By Jeanne Albrecht – Director of Public Relations
Ask company executives who have not been through a major crisis what one is, and they may answer with a list of natural or manmade disasters: theft, layoffs, fire, accidents, lawsuits, floods, bankruptcy.
Ask executives who have lived through one and they probably will immediately answer: negative media attention and unsubstantiated rumors.
The negative public impressions from a crisis can be many times more damaging than the crisis itself.
Note the word “impressions.” If a company does its homework before a crisis, then the impressions it gives will be based on facts delivered by calm, credible, caring people.
The other option? If a company takes the “no comment” route or sends an unprepared person out to deal with the media with scattered messages, the media has no option than to speculate, find invalidated or angry sources for their story, and probably present the company as uncaring and unresponsive.
To avoid a crisis, you can develop a Crisis Communication Plan that will lessen the stress of delivering your negative news to your employees and the community, and minimize the danger to your company.
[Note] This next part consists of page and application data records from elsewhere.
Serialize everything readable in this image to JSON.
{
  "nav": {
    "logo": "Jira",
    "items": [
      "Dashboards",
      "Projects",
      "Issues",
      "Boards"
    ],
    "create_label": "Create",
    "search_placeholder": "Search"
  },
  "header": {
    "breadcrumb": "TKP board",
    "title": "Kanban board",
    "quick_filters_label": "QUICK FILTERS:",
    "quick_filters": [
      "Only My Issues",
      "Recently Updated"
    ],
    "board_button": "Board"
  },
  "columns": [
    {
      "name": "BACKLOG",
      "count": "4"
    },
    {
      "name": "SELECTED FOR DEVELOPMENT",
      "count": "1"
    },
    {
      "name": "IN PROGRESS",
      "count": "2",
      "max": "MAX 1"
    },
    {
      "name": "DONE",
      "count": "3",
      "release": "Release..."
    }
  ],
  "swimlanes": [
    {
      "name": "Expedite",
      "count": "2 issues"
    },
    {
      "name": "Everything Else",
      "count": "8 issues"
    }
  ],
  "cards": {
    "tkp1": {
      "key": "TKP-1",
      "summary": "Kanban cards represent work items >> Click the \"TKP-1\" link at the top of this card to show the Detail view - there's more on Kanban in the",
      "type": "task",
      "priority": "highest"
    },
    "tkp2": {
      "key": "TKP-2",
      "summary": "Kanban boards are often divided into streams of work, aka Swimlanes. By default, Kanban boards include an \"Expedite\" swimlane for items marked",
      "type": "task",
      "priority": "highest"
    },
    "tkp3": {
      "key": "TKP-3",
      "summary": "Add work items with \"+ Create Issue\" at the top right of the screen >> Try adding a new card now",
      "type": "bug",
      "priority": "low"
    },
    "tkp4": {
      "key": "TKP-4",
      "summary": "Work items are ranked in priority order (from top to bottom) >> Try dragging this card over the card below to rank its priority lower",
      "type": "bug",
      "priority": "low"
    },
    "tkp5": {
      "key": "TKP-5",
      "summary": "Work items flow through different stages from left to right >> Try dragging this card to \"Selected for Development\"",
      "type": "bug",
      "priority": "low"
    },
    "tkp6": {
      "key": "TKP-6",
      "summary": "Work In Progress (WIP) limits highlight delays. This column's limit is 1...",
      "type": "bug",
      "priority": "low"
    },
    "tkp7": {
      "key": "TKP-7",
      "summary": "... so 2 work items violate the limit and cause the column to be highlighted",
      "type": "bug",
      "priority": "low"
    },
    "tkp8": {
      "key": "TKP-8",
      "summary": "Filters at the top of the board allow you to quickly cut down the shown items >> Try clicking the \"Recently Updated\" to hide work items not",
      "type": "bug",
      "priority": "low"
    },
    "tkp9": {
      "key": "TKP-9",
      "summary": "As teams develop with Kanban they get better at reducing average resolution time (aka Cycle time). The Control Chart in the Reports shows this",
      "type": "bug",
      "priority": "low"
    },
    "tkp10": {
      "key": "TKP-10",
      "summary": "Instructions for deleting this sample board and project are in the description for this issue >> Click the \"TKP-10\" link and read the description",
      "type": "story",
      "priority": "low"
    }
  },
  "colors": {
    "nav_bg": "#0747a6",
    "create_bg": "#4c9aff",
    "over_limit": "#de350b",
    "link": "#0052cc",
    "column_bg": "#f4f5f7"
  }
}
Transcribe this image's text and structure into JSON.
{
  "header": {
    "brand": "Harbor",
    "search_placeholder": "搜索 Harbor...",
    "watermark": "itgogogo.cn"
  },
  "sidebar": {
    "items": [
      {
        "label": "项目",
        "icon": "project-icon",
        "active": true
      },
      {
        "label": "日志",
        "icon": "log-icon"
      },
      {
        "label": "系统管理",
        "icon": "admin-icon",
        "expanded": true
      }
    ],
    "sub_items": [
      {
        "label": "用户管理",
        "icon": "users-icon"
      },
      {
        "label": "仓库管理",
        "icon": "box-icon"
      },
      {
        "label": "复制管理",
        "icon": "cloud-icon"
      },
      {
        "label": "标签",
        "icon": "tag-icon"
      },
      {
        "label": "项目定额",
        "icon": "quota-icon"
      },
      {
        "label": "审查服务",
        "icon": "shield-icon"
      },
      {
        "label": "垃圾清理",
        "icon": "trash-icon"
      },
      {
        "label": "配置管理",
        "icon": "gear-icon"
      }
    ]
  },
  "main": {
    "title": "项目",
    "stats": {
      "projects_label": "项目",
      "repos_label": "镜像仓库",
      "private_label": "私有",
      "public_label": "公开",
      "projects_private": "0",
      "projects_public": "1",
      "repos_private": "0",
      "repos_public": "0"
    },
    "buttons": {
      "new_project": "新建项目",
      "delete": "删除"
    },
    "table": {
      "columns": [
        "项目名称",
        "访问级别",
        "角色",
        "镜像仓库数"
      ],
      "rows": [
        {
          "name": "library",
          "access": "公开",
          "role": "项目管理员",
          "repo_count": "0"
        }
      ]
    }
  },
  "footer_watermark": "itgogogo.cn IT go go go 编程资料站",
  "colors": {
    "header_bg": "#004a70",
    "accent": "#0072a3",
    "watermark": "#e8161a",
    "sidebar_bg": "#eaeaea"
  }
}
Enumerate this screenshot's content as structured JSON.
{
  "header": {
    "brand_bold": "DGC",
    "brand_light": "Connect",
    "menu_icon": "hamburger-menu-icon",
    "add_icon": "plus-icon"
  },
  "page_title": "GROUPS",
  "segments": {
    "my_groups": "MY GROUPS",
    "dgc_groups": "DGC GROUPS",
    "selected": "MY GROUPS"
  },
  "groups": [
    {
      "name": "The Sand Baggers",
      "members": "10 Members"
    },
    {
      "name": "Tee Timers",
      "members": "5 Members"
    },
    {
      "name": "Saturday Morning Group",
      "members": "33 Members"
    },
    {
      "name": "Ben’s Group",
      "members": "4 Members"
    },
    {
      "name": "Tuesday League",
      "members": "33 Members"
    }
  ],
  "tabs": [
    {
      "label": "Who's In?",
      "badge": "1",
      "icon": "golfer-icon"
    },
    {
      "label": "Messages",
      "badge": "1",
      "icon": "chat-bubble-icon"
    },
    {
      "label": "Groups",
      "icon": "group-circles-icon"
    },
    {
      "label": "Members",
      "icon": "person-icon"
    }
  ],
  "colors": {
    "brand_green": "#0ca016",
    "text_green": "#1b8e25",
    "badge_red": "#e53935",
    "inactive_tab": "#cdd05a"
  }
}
More next week on Blue Clover’s tips on Crisis Communication Plans.